When you move a table its indexes become unusable and have to be rebuilt; but when an index becomes unusable, the more recent versions of Oracle will drop the segment. Here’s a key point – if the index becomes unusable because the table has been moved the segment is dropped only AFTER the move has completed. Pause a minute for thought and you realise that the smart thing to do before you move a table is to make its indexes unusable so that they release their space BEFORE you move the table. (This strategy is only relevant if you’ve mixed tables and indexes in the same tablespace and if you’re planning to do all your rebuilds into the same tablespace rather than moving everything into a new tablespace.)
Here are some outputs demonstrating the effect in a 184.108.40.206 database. I have created (and loaded) two tables in a tablespace of 1MB uniform extents, 8KB block size; then I’ve created indexes on the two tables. Running my ts_hwm.sql script I get the following results for that tablespace:
FILE_ID BLOCK_ID END_BLOCK OWNER SEGMENT_NAME SEGMENT_TYPE ------- ----------- ----------- ---------- --------------- ------------------ 5 128 255 TEST_USER T1 TABLE 256 383 TEST_USER T2 TABLE 384 511 TEST_USER T1_I1 INDEX 512 639 TEST_USER T2_I1 INDEX 640 65,535 free free
Notice that it was a nice new tablespace, so I can see the two tables followed by the two indexes at the start of the tablespaces. If I now move table t1 and re-run the script this is what happens:
alter table t1 move; FILE_ID BLOCK_ID END_BLOCK OWNER SEGMENT_NAME SEGMENT_TYPE ------- ----------- ----------- ---------- --------------- ------------------ 5 128 255 free free 256 383 TEST_USER T2 TABLE 384 511 free free 512 639 TEST_USER T2_I1 INDEX 640 767 TEST_USER T1 TABLE 768 65,535 free free
Table t1 is now situated past the previous tablespace highwater mark and I have two gaps in the tablespace where t1 and the index t1_i1 used to be.
Repeat the experiment from scratch (drop the tables, purge, etc. to empty the tablespace) but this time mark the index unusable before moving the table and this is what happens:
FILE_ID BLOCK_ID END_BLOCK OWNER SEGMENT_NAME SEGMENT_TYPE ------- ----------- ----------- ---------- --------------- ------------------ 5 128 255 free free 256 383 TEST_USER T2 TABLE 384 511 TEST_USER T1 TABLE 512 639 TEST_USER T2_I1 INDEX 640 65,535 free free

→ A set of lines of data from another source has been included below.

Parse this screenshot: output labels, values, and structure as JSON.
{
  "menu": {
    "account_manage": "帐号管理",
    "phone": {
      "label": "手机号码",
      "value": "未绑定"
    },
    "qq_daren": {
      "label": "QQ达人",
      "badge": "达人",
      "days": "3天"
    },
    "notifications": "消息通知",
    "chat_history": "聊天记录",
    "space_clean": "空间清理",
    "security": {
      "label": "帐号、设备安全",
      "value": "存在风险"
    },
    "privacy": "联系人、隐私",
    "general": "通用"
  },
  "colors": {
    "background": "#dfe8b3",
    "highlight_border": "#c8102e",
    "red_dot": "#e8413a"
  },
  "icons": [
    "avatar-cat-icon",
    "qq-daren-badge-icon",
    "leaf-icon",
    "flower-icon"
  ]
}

Table t1 has moved into the space vacated by index t1_i1, so the tablespace highwater mark has not moved up.
If you do feel the need to reclaim space from a tablespace by rebuilding objects, you can find that it’s quite hard to decide the order in which the objects should be moved/rebuilt to minimise the work you (or rather, Oracle) has to do; if you remember that any table you move will release its index space anyway and insert a step to mark those indexes unusable before you move the table you may find it’s much easier to work out a good order for moving the tables.
Footnote: I appreciate that some readers may already take advantage of the necessity of rebuilding indexes by dropping indexes before moving tables – but I think it’s a nice feature that we can now make them unusable and get the same benefit without introducing a risk of error when using a script to recreate an index we’ve dropped.